As part of the partnership. 5E will leverage Fluor’s experience and expertise to kickstart engineering process work on commercial Phase 1, advancing its leading boron and lithium project at the 5E Boron Americas Complex located in Fort Cady, California.
Flour will lead the FEL-2 phase, which will directly feed into the upgrading of 5E Advanced Materials’ current S-K 1300 technical document into a Pre-feasibility Study upon completion.
5E released the results of its S-K 1300 technical documents on its 5E Boron Americas Complex in mid-2023.
Highlights of the study include measured, indicated, and inferred resource with 13.97 million short tons of boric acid and 0.31 million short tons of Lithium Carbonate.
Phase 1 targets the production of 90,000 short tons of boric acid and 1,100 short tons of lithium carbonate with a targeted go-live date of H2 2026.
“We are thrilled to engage a world-class EPC firm like Fluor, as their extensive track record will serve to be invaluable to 5E throughout this next phase of execution. Additionally, the work being conducted by Fluor will play an important role in ultimately getting our 5E Boron Americas complex to the planned PFS-level study,” said Susan Brennan, CEO of 5E Advanced Materials.
“With 5E’s recent successful recapitalization, and commencement of mining operations earlier this year, this relationship further advances 5E into the next stage of project development as we continue to work towards our vision of successfully building a large-scale Boron and Lithium operations.”

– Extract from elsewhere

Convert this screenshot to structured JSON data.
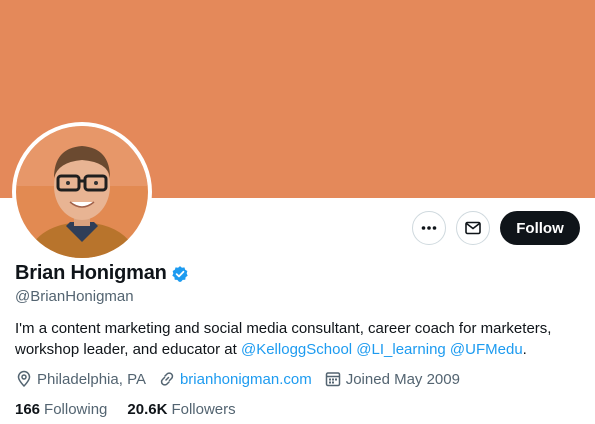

Michael Woloschuk, executive director for critical minerals at Fluor’s Mining & Metals business line, said Fluor looks forward to supporting 5E on the project, which is expected to meaningfully contribute to US domestic supply of lithium, boron, and other critical materials.
”Vertical integration of such minerals into a full value chain for advanced materials will strengthen domestic supply chains for high-value applications within various sectors like electric transportation, renewable energy, food and domestic security,” Woloschuk said.